Saturdays are for Football
I’m really into sports, so on Saturdays I prefer watching college football at Ausiello’s 5th Street Bar & Grill in downtown Santa Rosa. You can get a booth with your own TV, plus the beer is cold and the burgers are tasty. Owner Armand Ausiello has an outstanding array of vintage sports memorabilia (you could spend 20 minutes just in the bathroom looking at all the cool stuff), and he’s so accommodating that he once honored my request to dedicate a whole TV to a meaningless NHL game even though everyone in the place was watching the baseball playoffs. Did I mention the beer is cold? -John D’Anna

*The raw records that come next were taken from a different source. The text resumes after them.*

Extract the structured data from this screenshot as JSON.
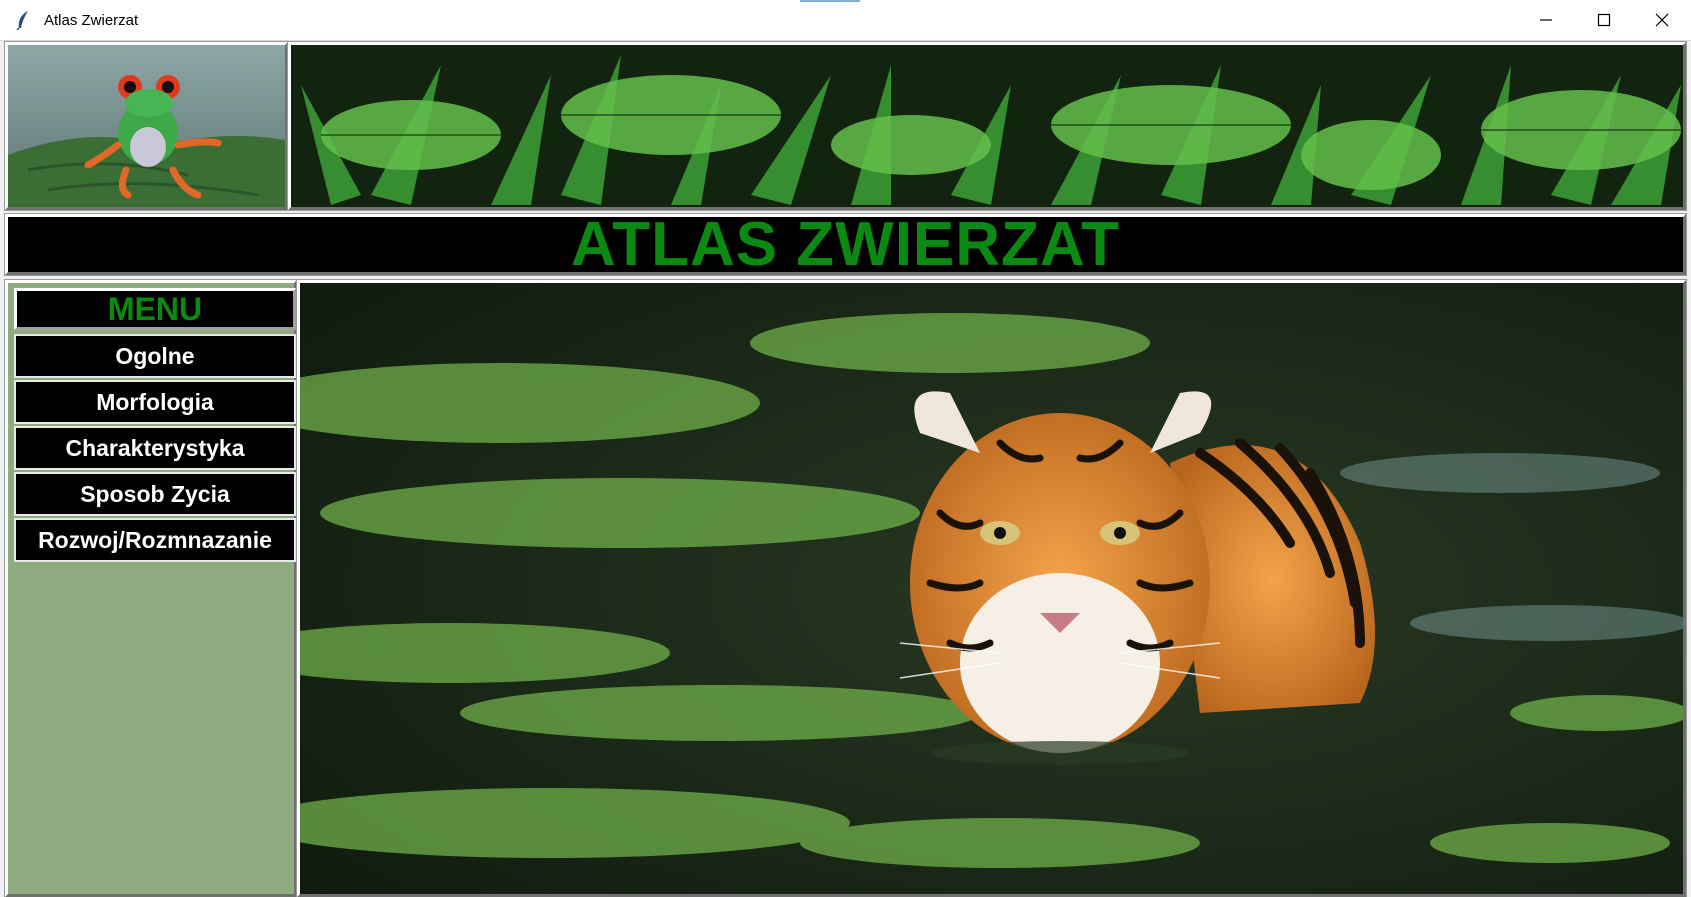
{
  "window": {
    "title": "Atlas Zwierzat",
    "controls": [
      "minimize",
      "maximize",
      "close"
    ]
  },
  "header": {
    "frog_image": "red-eyed-tree-frog-icon",
    "jungle_image": "jungle-palms-icon"
  },
  "banner": {
    "title": "ATLAS ZWIERZAT",
    "color": "#0a8a12"
  },
  "menu": {
    "title": "MENU",
    "items": [
      {
        "label": "Ogolne"
      },
      {
        "label": "Morfologia"
      },
      {
        "label": "Charakterystyka"
      },
      {
        "label": "Sposob Zycia"
      },
      {
        "label": "Rozwoj/Rozmnazanie"
      }
    ],
    "panel_color": "#8fab80"
  },
  "main": {
    "image": "tiger-swimming-icon"
  }
}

Morning fog settles over the trees at Healdsburg’s Riverfront Regional Park, pulling one’s attention skyward. From the parking area, you’re led briefly through a grove of redwoods before the trail opens up onto a wide main path — the perfect Thanksgiving weekend stroll, no hiking boots needed. The 2.18-mile main loop is flat yet rewarding, providing views of Lake Benoist and tunnels of trees with piles of leaves at their base. At the north end of the trail, a short path leads to a beach along the Russian River. Back at the car, you’re just a few minutes’ drive away from a slice of Old Grey Beard pizza, with spicy Italian sausage and hot honey, at PizzaLeah in Windsor. -Madison Smalstig
Written by Sonoma Magazine Staff